5Many of the members of the PFI consortia have well developed community-based facilities such as nursing homes and residential care homes. PFI hospitals, like primary care trusts, may be able to buy up surplus NHS assets being disposed of under HA financial dis-investment plans, or they may design, build and operate community and primary care centres to compete with NHS provision.
Partnership arrangements would allow clinical staff to be employed by trusts, but the ownership, control and management of clinical services would be undertaken by the private sector. HAs are unlikely to oppose such moves since their financial reserves are already seriously depleted by the escalating costs of PFI.
The government is open to extending PFI to mental health and community-based services, giving the private sector a way into every aspect of NHS delivery. PFI facilities are built by a consortia of bankers, builders and service operators.
When the construction phase is complete the contracts will be sold on and, at this point, the large healthcare insurers, pharmaceutical companies, hospital chains and the same HMOs that dominate the US marketplace will take their place.

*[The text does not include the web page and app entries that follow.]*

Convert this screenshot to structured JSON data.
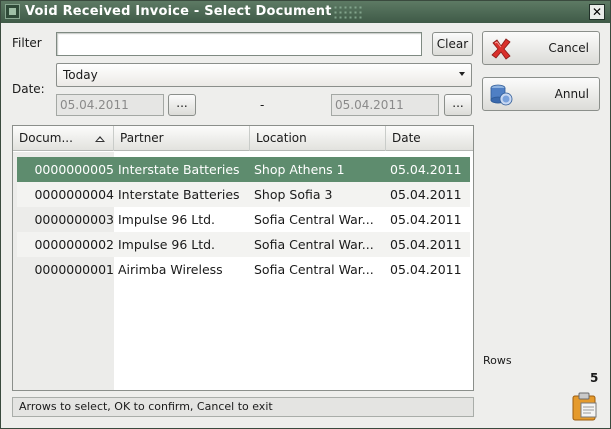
{
  "window": {
    "title": "Void Received Invoice - Select Document",
    "close_glyph": "✕"
  },
  "filter": {
    "label": "Filter",
    "value": "",
    "placeholder": "",
    "clear_label": "Clear"
  },
  "date": {
    "label": "Date:",
    "range_selected": "Today",
    "from": "05.04.2011",
    "to": "05.04.2011",
    "separator": "-",
    "browse_label": "..."
  },
  "grid": {
    "columns": [
      "Docum...",
      "Partner",
      "Location",
      "Date"
    ],
    "sort_column": "Docum...",
    "rows": [
      {
        "doc": "0000000005",
        "partner": "Interstate Batteries",
        "location": "Shop Athens 1",
        "date": "05.04.2011",
        "selected": true
      },
      {
        "doc": "0000000004",
        "partner": "Interstate Batteries",
        "location": "Shop Sofia 3",
        "date": "05.04.2011",
        "selected": false
      },
      {
        "doc": "0000000003",
        "partner": "Impulse 96 Ltd.",
        "location": "Sofia Central War...",
        "date": "05.04.2011",
        "selected": false
      },
      {
        "doc": "0000000002",
        "partner": "Impulse 96 Ltd.",
        "location": "Sofia Central War...",
        "date": "05.04.2011",
        "selected": false
      },
      {
        "doc": "0000000001",
        "partner": "Airimba Wireless",
        "location": "Sofia Central War...",
        "date": "05.04.2011",
        "selected": false
      }
    ]
  },
  "status_text": "Arrows to select, OK to confirm, Cancel to exit",
  "actions": {
    "cancel_label": "Cancel",
    "annul_label": "Annul",
    "cancel_icon": "red-x-icon",
    "annul_icon": "database-void-icon"
  },
  "rows_info": {
    "label": "Rows",
    "count": "5"
  },
  "colors": {
    "title_bar": "#4a6a53",
    "selection": "#5e8c6e",
    "cancel_x": "#d9302b"
  }
}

The internal market has reduced the accountability of HAs by creating trust boards. Public accountability will be weakened further by allowing primary care trusts and PFI hospitals to combine the functions of planning and provision. By failing to define the structural nature and relationships of PCGs the white paper sacrifices the public health function, and the population focus hitherto exercised for the NHS by HAs is lost. In the US, HMOs and hospital chains combine both purchaser and provider functions, but as they have no responsibility for meeting the local population's needs there are no mechanisms for ensuring local accountability. Redress is only through protracted and laborious complaints procedures. Although it is intended that PCGs and primary care trusts will be accountable through their board to the HA, what will happen when their populations are not coterminous with the HA?
PCGs could be the unwitting executioners of the NHS, disposing of the central tenets of equity and universal coverage and NHS care free at the point of delivery. The white paper legislation must guarantee universal coverage, equity and local accountability. It must distinguish between NHS and privately funded care and provision.
It must also reverse the handicap imposed on the NHS by capital charges and lack of public sector investment. Policy needs to address the serious deficits in planning and information, but cannot do so until the structure of PCGs has been determined. Tough choices and bold policies are required to secure the future of the NHS. Can Labour afford not to make the right choices?
The white paper will move the NHS towards an insurance model where a capitated budget will be held by a single agency.
Public accountability will be weakened by allowing primary care trusts and PFI hospitals to combine the planning and provision of services.
Primary care groups could sound the death knell of equity, universal coverage and care free at the point of need in the NHS.
1 The New NHS - Modern, Dependable. The Stationery Office, 1977.
2 The NHS and Community Care Act 1990
3 Primary Care. Delivering the Future . The Stationery Office, 1996.
4 Gaffney D. Pollock A. Can the NHS Afford the Private Finance Initiative ? BMA report, December 1997.
5 The NHS Private Finance Act, July 1997.